The RSX delivers beautifully composed handling and suspension and excels in steep and demanding DH terrain, but being noticeably heavy means it demands some muscle to push it to the limits of its agility. The flipside of this, however, is the E-160 is incredibly stable, assured and easy to steer for anyone and has got your back wherever you end up while maximizing the huge range of Bosch’s sorted CX system.

Test conditions

  • Terrain: Local hand-cut trails, armoured trail centre, enduro tracks, small jumps
  • Conditions: Slippery/greasy and then deep mud and slop through to bone dry and dusty
  • Temperature: Autumn and winter temps 2-14 degrees centigrade

Tech specs: Whyte E-160 RSX 2024

  • Price: $TBA / £6,999.99 / €TBA
  • Frame: Whyte 6061 alloy T6 aluminium w/Shape-it link. 155mm travel
  • Fork: Fox 38 Float Performance Elite 160mm travel
  • Shock: Fox Float X Performance Elite DPS EVOL
  • Motor: Bosch Performance Line CX 85Nm (600W peak power), 750Wh removable battery
  • Head tube angle: 64.2-degrees
  • Seat tube angle: 77.5-degrees (effective)
  • Reach: 484mm
  • Weight: 26.5kg / 58.4lb (size large tested)
  • Drivetrain: SRAM GX Eagle T-Type, 12-speed, XS 1275 cassette 10-52T, RaceFace A-Effect 165mm crank w/36T chainring, SRAM AXS Pod shifter 2-button MMX
  • Brakes: SRAM Code RSC, 220mm front and 200mm rear HS2 rotors
  • Wheels: DT Swiss HX1700 hooked rims w/30mm internal, DT Swiss 350 Boost hubs w/24T steel ratchet
  • Tires: Maxxis Assegai EXO+ Maxx Grip front 29 x 2.5in, Maxxis DHR 2 DD Maxx Terra 29 x 2.4in rear
  • Seatpost: Crank Brothers Highline 3 150mm travel (XL has 170mm), Highline Ball socket remote
  • Saddle: Fizik Terra Aidon Wingflex
  • Bars: Whyte custom 6061 alloy 35mm bore, 35mm rise, 800mm width
  • Stem: Whyte Enduro 35mm 
  • Rival products: Nukeproof Megawatt Pro, Trek Rail Gen 4, Canyon Spectral:ON
Mick Kirkman
Freelance writer

An ex-elite downhill racer, Mick's been mucking about and occasionally racing mountain bikes for over twenty years. Racing led to photo modelling and testing kit for magazines back in the day, and, nowadays, he's mostly riding enduro-style terrain on conventional and electric bikes.
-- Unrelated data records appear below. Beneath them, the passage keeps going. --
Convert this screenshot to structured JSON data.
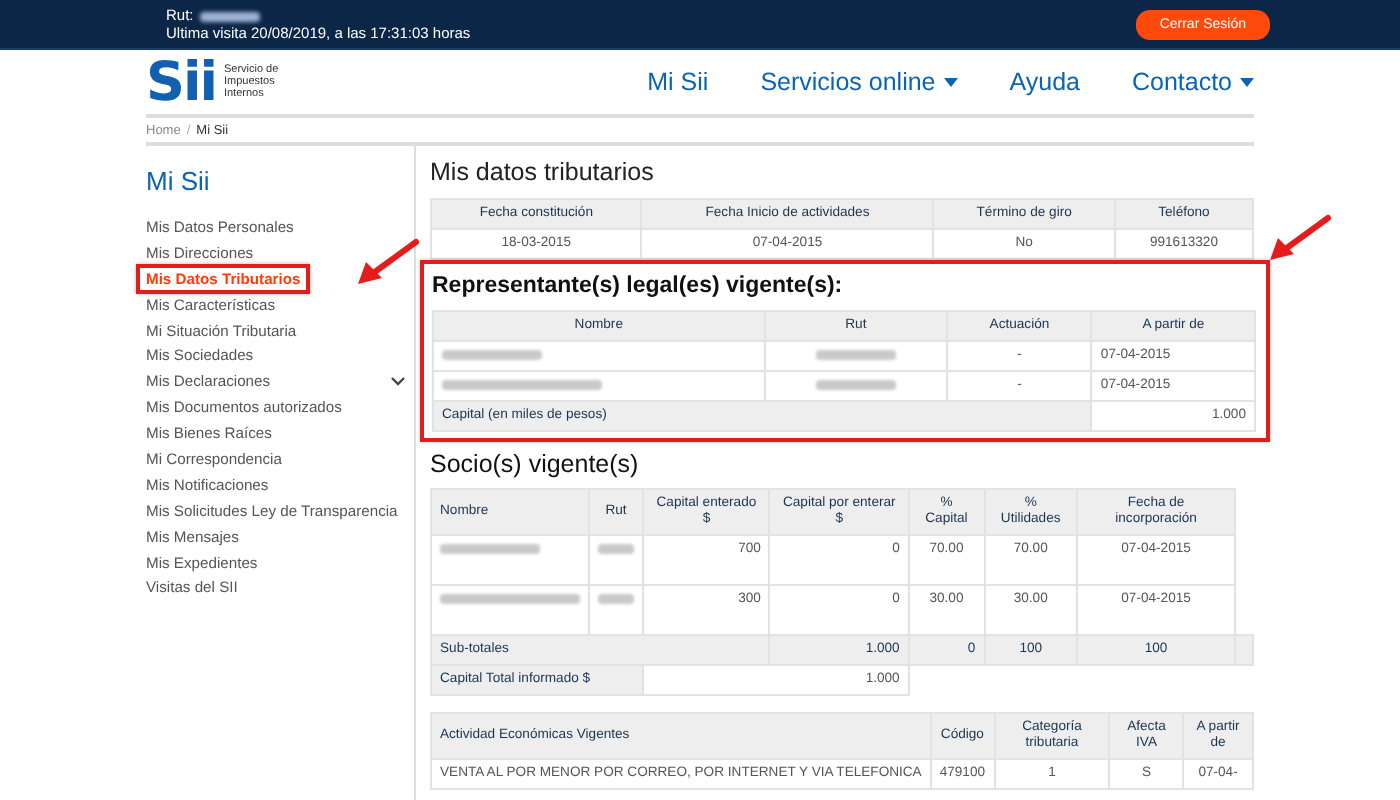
{
  "top_bar": {
    "rut_label": "Rut:",
    "last_visit": "Ultima visita 20/08/2019, a las 17:31:03 horas",
    "logout_button": "Cerrar Sesión"
  },
  "logo": {
    "mark": "Sii",
    "lines": [
      "Servicio de",
      "Impuestos",
      "Internos"
    ]
  },
  "nav": [
    {
      "label": "Mi Sii",
      "dropdown": false
    },
    {
      "label": "Servicios online",
      "dropdown": true
    },
    {
      "label": "Ayuda",
      "dropdown": false
    },
    {
      "label": "Contacto",
      "dropdown": true
    }
  ],
  "breadcrumb": {
    "separator": "/",
    "items": [
      {
        "label": "Home",
        "current": false
      },
      {
        "label": "Mi Sii",
        "current": true
      }
    ]
  },
  "sidebar": {
    "title": "Mi Sii",
    "items": [
      {
        "label": "Mis Datos Personales",
        "selected": false,
        "annotated": false,
        "expandable": false
      },
      {
        "label": "Mis Direcciones",
        "selected": false,
        "annotated": false,
        "expandable": false
      },
      {
        "label": "Mis Datos Tributarios",
        "selected": true,
        "annotated": true,
        "expandable": false
      },
      {
        "label": "Mis Características",
        "selected": false,
        "annotated": false,
        "expandable": false
      },
      {
        "label": "Mi Situación Tributaria",
        "selected": false,
        "annotated": false,
        "expandable": false
      },
      {
        "label": "Mis Sociedades",
        "selected": false,
        "annotated": false,
        "expandable": false
      },
      {
        "label": "Mis Declaraciones",
        "selected": false,
        "annotated": false,
        "expandable": true
      },
      {
        "label": "Mis Documentos autorizados",
        "selected": false,
        "annotated": false,
        "expandable": false
      },
      {
        "label": "Mis Bienes Raíces",
        "selected": false,
        "annotated": false,
        "expandable": false
      },
      {
        "label": "Mi Correspondencia",
        "selected": false,
        "annotated": false,
        "expandable": false
      },
      {
        "label": "Mis Notificaciones",
        "selected": false,
        "annotated": false,
        "expandable": false
      },
      {
        "label": "Mis Solicitudes Ley de Transparencia",
        "selected": false,
        "annotated": false,
        "expandable": false
      },
      {
        "label": "Mis Mensajes",
        "selected": false,
        "annotated": false,
        "expandable": false
      },
      {
        "label": "Mis Expedientes",
        "selected": false,
        "annotated": false,
        "expandable": false
      },
      {
        "label": "Visitas del SII",
        "selected": false,
        "annotated": false,
        "expandable": false
      }
    ]
  },
  "main": {
    "title": "Mis datos tributarios",
    "general_table": {
      "columns": [
        "Fecha constitución",
        "Fecha Inicio de actividades",
        "Término de giro",
        "Teléfono"
      ],
      "rows": [
        [
          "18-03-2015",
          "07-04-2015",
          "No",
          "991613320"
        ]
      ]
    },
    "representatives": {
      "annotated": true,
      "title": "Representante(s) legal(es) vigente(s):",
      "columns": [
        "Nombre",
        "Rut",
        "Actuación",
        "A partir de"
      ],
      "rows": [
        [
          null,
          null,
          "-",
          "07-04-2015"
        ],
        [
          null,
          null,
          "-",
          "07-04-2015"
        ]
      ],
      "capital_label": "Capital (en miles de pesos)",
      "capital_value": "1.000"
    },
    "partners": {
      "title": "Socio(s) vigente(s)",
      "columns": [
        "Nombre",
        "Rut",
        "Capital enterado $",
        "Capital por enterar $",
        "% Capital",
        "% Utilidades",
        "Fecha de incorporación"
      ],
      "rows": [
        [
          null,
          null,
          "700",
          "0",
          "70.00",
          "70.00",
          "07-04-2015"
        ],
        [
          null,
          null,
          "300",
          "0",
          "30.00",
          "30.00",
          "07-04-2015"
        ]
      ],
      "subtotals": {
        "label": "Sub-totales",
        "values": [
          "1.000",
          "0",
          "100",
          "100"
        ]
      },
      "total": {
        "label": "Capital Total informado $",
        "value": "1.000"
      }
    },
    "activities": {
      "columns": [
        "Actividad Económicas Vigentes",
        "Código",
        "Categoría tributaria",
        "Afecta IVA",
        "A partir de"
      ],
      "rows": [
        [
          "VENTA AL POR MENOR POR CORREO, POR INTERNET Y VIA TELEFONICA",
          "479100",
          "1",
          "S",
          "07-04-"
        ]
      ]
    }
  }
}
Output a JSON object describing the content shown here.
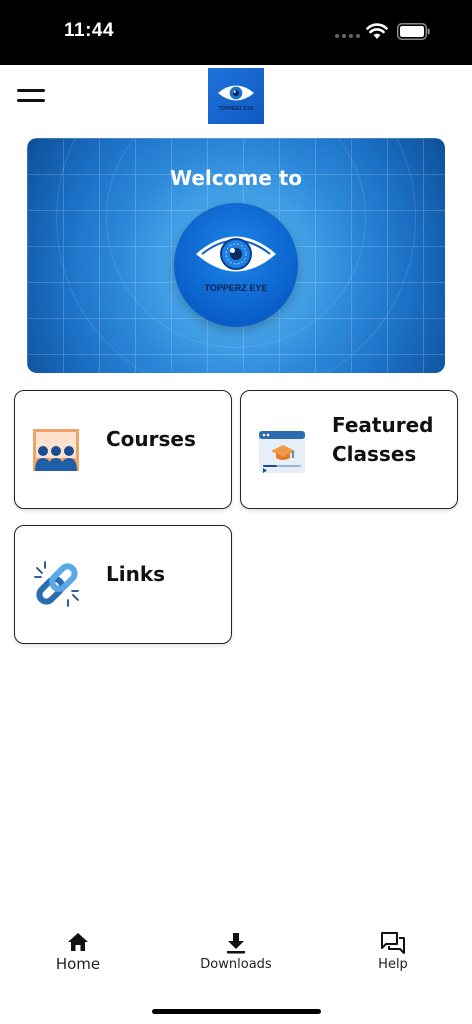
{
  "status_bar": {
    "time": "11:44"
  },
  "header": {
    "logo_caption": "TOPPERZ EYE"
  },
  "banner": {
    "title": "Welcome to",
    "caption": "TOPPERZ EYE",
    "colors": {
      "background": "#2c89da",
      "logo_circle": "#0a5fc9"
    }
  },
  "menu": {
    "items": [
      {
        "label": "Courses",
        "icon": "classroom-icon"
      },
      {
        "label_line1": "Featured",
        "label_line2": "Classes",
        "icon": "online-class-icon"
      },
      {
        "label": "Links",
        "icon": "link-icon"
      }
    ]
  },
  "bottom_nav": {
    "items": [
      {
        "label": "Home",
        "icon": "home-icon"
      },
      {
        "label": "Downloads",
        "icon": "download-icon"
      },
      {
        "label": "Help",
        "icon": "chat-icon"
      }
    ]
  }
}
As curious as ever about products and tech, he's as likely to be on the other side of the lens or computer screen rating, reviewing and shooting all the latest gear. Mick's list of regular clients includes Bike Perfect, MBR, MBUK, and most of the leading UK MTB publications at one point or another.